Olfactory receptor-based sensors to accelerate the engineering of
Designer microbes that convert inexpensive sugars into biofuels and bioproducts have the potential to provide a sustainable and cost-effective alternative to the synthesis of chemicals from petroleum. Today, the major challenge in the engineering of microbes for the production of non-colorimetric or non-fluorescent chemicals is to rapidly identify the highest chemical-producing microbe from a pool, akin to finding a needle in a haystack. Current methods rely on chromatography-based technologies for the strain-screening step, which limits the throughput to screening 102 chemical-producing microbes per day. Biosensors that link chemical detection to protein fluorescence will enable the high-throughput screening of chemical-producing microbes (>106 samples per day). The Peralta-Yahya laboratory is pioneering the use of olfactory receptors in yeast as chemical sensors to enable the high-throughput screening of chemical producing microbes. Here, I will present recent work on the development of olfactory receptor-based chemical sensors to rapidly generate sensors for advanced biofuels, specialty chemicals and even non-natural molecules. I will discuss how we are using these sensors for the high-throughput screening of chemical producing microbes, and consider how this throughput now allow us to apply evolutionary approaches to the bioproduction of biofuels and other non-colorimetric chemicals.

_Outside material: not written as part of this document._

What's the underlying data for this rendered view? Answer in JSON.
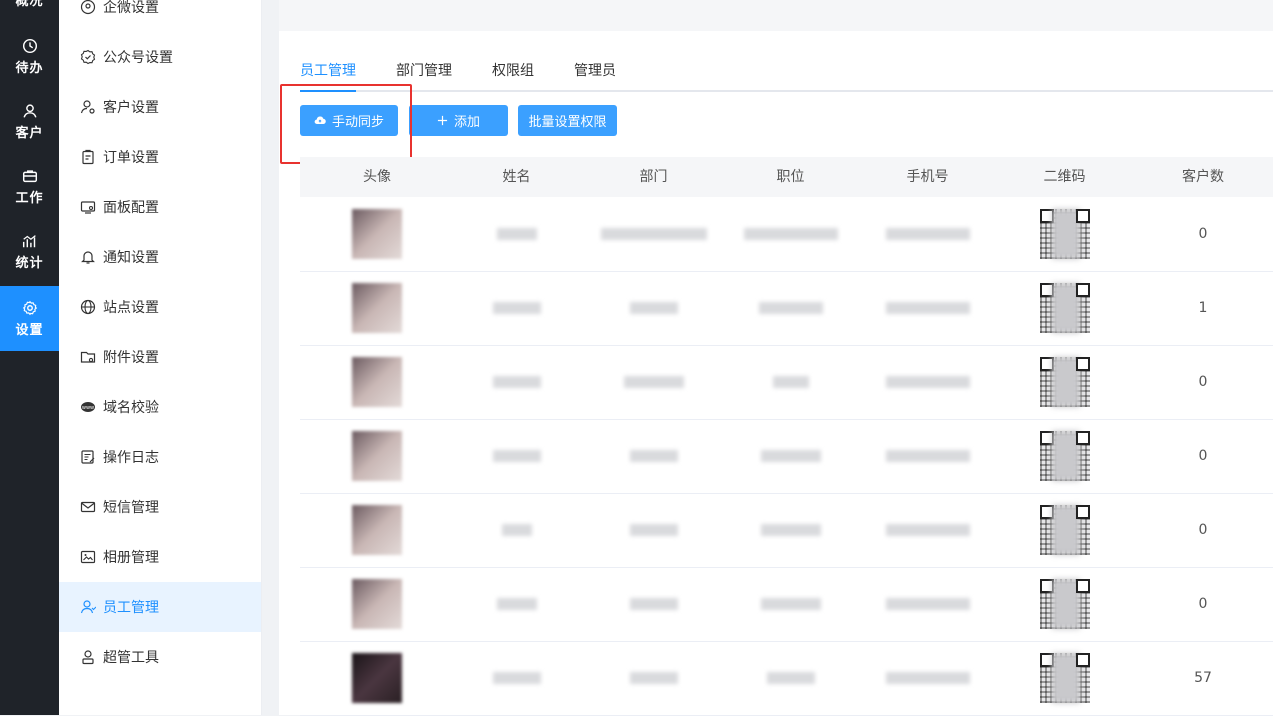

Dr. Peralta-Yahya is an assistant professor in the Schools of Chemistry and Biochemistry and Chemical and Biomolecular Engineering at the Georgia Institute of Technology. Her research program focuses on developing olfactory receptor-based chemical sensors for applications in metabolic engineering and bioremediation. Dr. Peralta-Yahya has a Ph.D. in Chemistry from Columbia University, where she trained under Prof. Virginia Cornish in the development of high-throughput enzyme screens in yeast. Dr. Peralta-Yahya did her postdoctoral work in the laboratory of Prof. Jay Keasling at the University of California, Berkeley, where she specialized in the engineering microbes for the production of advanced biofuels. Dr. Peralta-Yahya’s independent work has been recognized with a DARPA Young Faculty Award, a DuPont Young Professor Award and the Kavli fellowship.
Molecular Engineering and Sciences Seminar Series
This weekly seminar brings together students, faculty and invited guests from various disciplines across campus to explore current trends in molecular engineering and nanotechnology. It is a forum for active interdisciplinary discussions. These talks are open to the public and attract a diverse audience of students and faculty.